There are a number of dualities in science, the wave vs. particle duality of quantum physics being the best known. Other dualities include continuous vs. granular, deterministic vs. stochastic and rationalist vs. empiricist. In recent times the advent of digital devices has favoured the continuous, the deterministic, and the rationalist elements of these dualities. Despite the fundamentally granular nature of digital devices, it is commonly assumed that continuous descriptions of natural phenomena can always be well-described by numerical models. This assumption has led, in turn, to the present predominance of deterministic and rationalist views of the physical world, i.e. to the belief that a Newtonian description of the physical world in terms of differential equations is the epitome of scientific discovery. The predictions of numerical models based on such equations always seems to trump observations, whose sole function is the post hoc validation of the model.
The failure of Maxwell’s Equations of Electromagnetism at high energy densities, The Ultraviolet Catastrophe, led to the new Quantum Physics of Boltzmann and Planck and to the understanding that a granular and stochastic description was required under these circumstances. However, one branch of Physics, Fluid Dynamics, experienced no such paradigm shift. In the present era, the failure of digital models based on the Navier-Stokes equations has become increasingly evident. These equations cannot account for turbulence nor for the increased entropy associated with turbulence. This is The Fluid Catastrophe.

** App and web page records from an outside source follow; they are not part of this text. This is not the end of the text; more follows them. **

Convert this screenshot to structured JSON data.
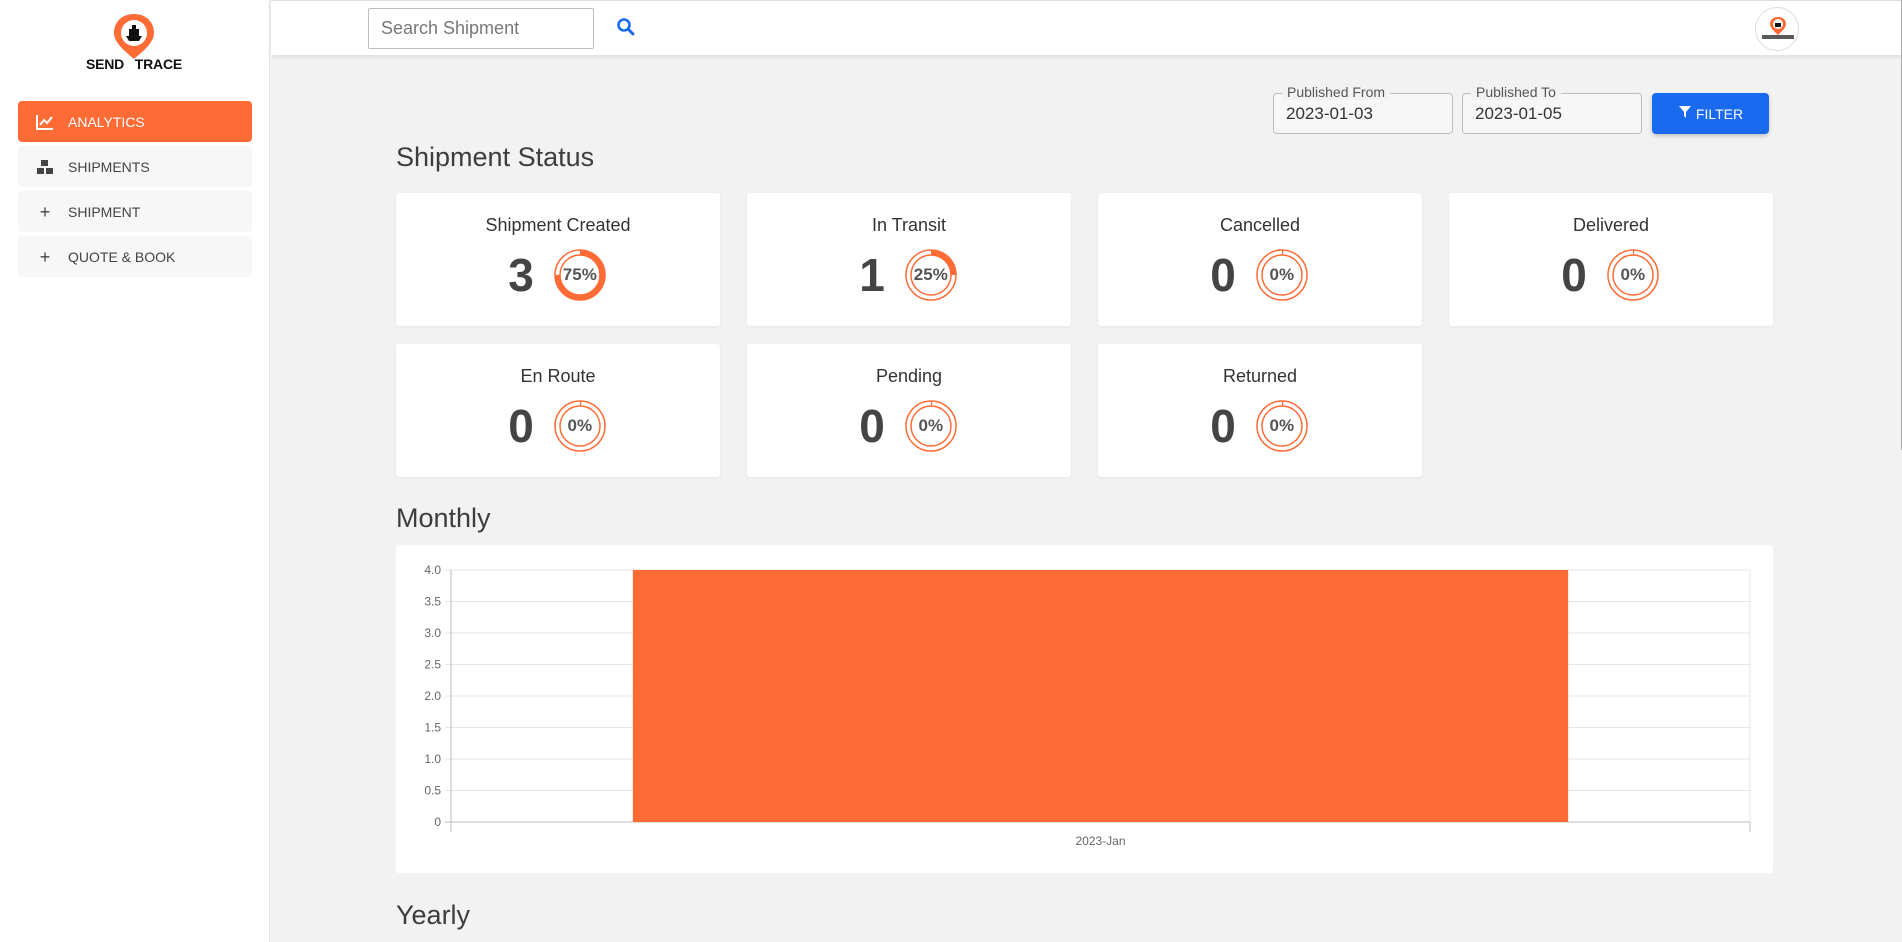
{
  "brand": {
    "logo_send": "SEND",
    "logo_trace": "TRACE"
  },
  "colors": {
    "accent": "#ff6b35",
    "primary": "#1a6af0",
    "background": "#f2f2f2"
  },
  "sidebar": {
    "items": [
      {
        "label": "ANALYTICS",
        "icon": "chart-line-icon",
        "active": true
      },
      {
        "label": "SHIPMENTS",
        "icon": "boxes-icon",
        "active": false
      },
      {
        "label": "SHIPMENT",
        "icon": "plus-icon",
        "active": false
      },
      {
        "label": "QUOTE & BOOK",
        "icon": "plus-icon",
        "active": false
      }
    ]
  },
  "topbar": {
    "search_placeholder": "Search Shipment",
    "search_icon": "search-icon",
    "avatar_icon": "user-avatar-icon"
  },
  "filters": {
    "from_label": "Published From",
    "from_value": "2023-01-03",
    "to_label": "Published To",
    "to_value": "2023-01-05",
    "filter_label": "FILTER",
    "filter_icon": "funnel-icon"
  },
  "status": {
    "title": "Shipment Status",
    "cards": [
      {
        "title": "Shipment Created",
        "count": "3",
        "percent_label": "75%",
        "percent": 75
      },
      {
        "title": "In Transit",
        "count": "1",
        "percent_label": "25%",
        "percent": 25
      },
      {
        "title": "Cancelled",
        "count": "0",
        "percent_label": "0%",
        "percent": 0
      },
      {
        "title": "Delivered",
        "count": "0",
        "percent_label": "0%",
        "percent": 0
      },
      {
        "title": "En Route",
        "count": "0",
        "percent_label": "0%",
        "percent": 0
      },
      {
        "title": "Pending",
        "count": "0",
        "percent_label": "0%",
        "percent": 0
      },
      {
        "title": "Returned",
        "count": "0",
        "percent_label": "0%",
        "percent": 0
      }
    ]
  },
  "monthly": {
    "title": "Monthly"
  },
  "yearly": {
    "title": "Yearly"
  },
  "chart_data": {
    "type": "bar",
    "title": "",
    "categories": [
      "2023-Jan"
    ],
    "values": [
      4
    ],
    "ylim": [
      0,
      4
    ],
    "yticks": [
      "0",
      "0.5",
      "1.0",
      "1.5",
      "2.0",
      "2.5",
      "3.0",
      "3.5",
      "4.0"
    ],
    "grid": true,
    "bar_color": "#ff6b35",
    "xlabel": "",
    "ylabel": ""
  }
}
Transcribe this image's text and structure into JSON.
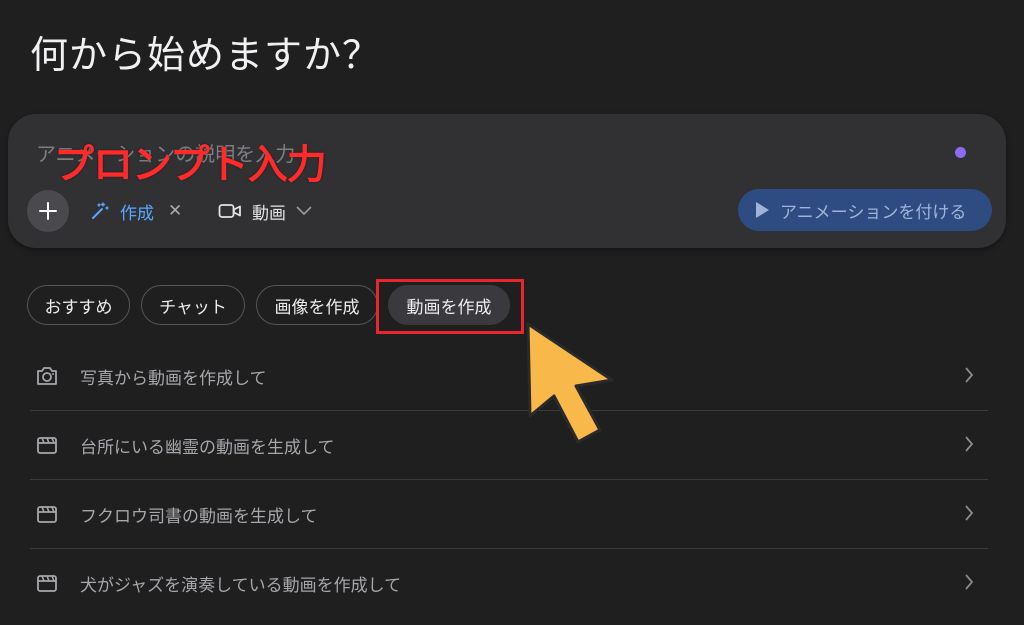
{
  "page": {
    "title": "何から始めますか？"
  },
  "prompt": {
    "placeholder": "アニメーションの説明を入力",
    "overlay_label": "プロンプト入力",
    "create_chip_label": "作成",
    "create_chip_close": "✕",
    "media_chip_label": "動画",
    "animate_button_label": "アニメーションを付ける",
    "accent_color": "#5aa5ff",
    "dot_color": "#8b6cf0"
  },
  "filters": [
    {
      "label": "おすすめ",
      "active": false
    },
    {
      "label": "チャット",
      "active": false
    },
    {
      "label": "画像を作成",
      "active": false
    },
    {
      "label": "動画を作成",
      "active": true
    }
  ],
  "suggestions": [
    {
      "icon": "camera-icon",
      "text": "写真から動画を作成して"
    },
    {
      "icon": "clapperboard-icon",
      "text": "台所にいる幽霊の動画を生成して"
    },
    {
      "icon": "clapperboard-icon",
      "text": "フクロウ司書の動画を生成して"
    },
    {
      "icon": "clapperboard-icon",
      "text": "犬がジャズを演奏している動画を作成して"
    }
  ],
  "annotation": {
    "highlight_color": "#e8262d",
    "arrow_color": "#f9b84a"
  }
}
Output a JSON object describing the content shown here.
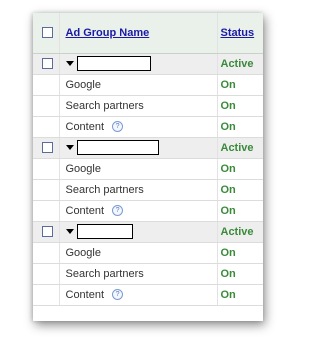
{
  "header": {
    "name_label": "Ad Group Name",
    "status_label": "Status"
  },
  "groups": [
    {
      "status": "Active",
      "networks": [
        {
          "label": "Google",
          "status": "On"
        },
        {
          "label": "Search partners",
          "status": "On"
        },
        {
          "label": "Content",
          "status": "On",
          "help_icon": "?"
        }
      ]
    },
    {
      "status": "Active",
      "networks": [
        {
          "label": "Google",
          "status": "On"
        },
        {
          "label": "Search partners",
          "status": "On"
        },
        {
          "label": "Content",
          "status": "On",
          "help_icon": "?"
        }
      ]
    },
    {
      "status": "Active",
      "networks": [
        {
          "label": "Google",
          "status": "On"
        },
        {
          "label": "Search partners",
          "status": "On"
        },
        {
          "label": "Content",
          "status": "On",
          "help_icon": "?"
        }
      ]
    }
  ],
  "colors": {
    "header_link": "#1a1aa6",
    "status_green": "#3a8a3a",
    "group_row_bg": "#eeeeee",
    "header_bg": "#eaf0ea"
  }
}
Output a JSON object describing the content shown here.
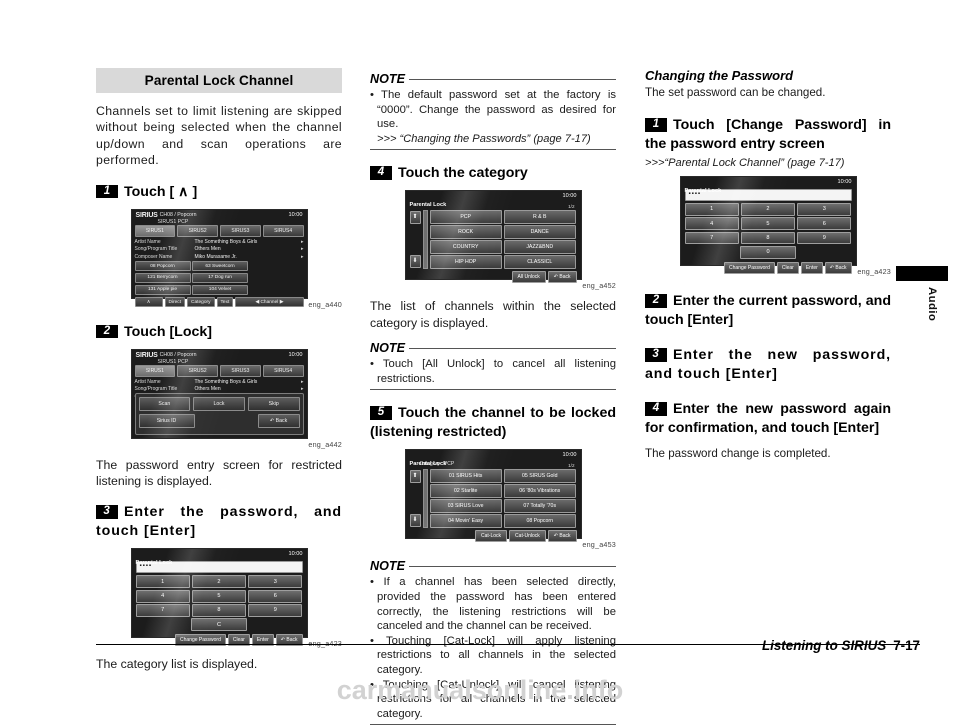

Only by abandoning the smooth, deterministic “continuum” of rationalism and adopting an empirical approach to fluid behaviour can we understand turbulence.
Chapter 16 of The Fluid Catastrophe by John Reid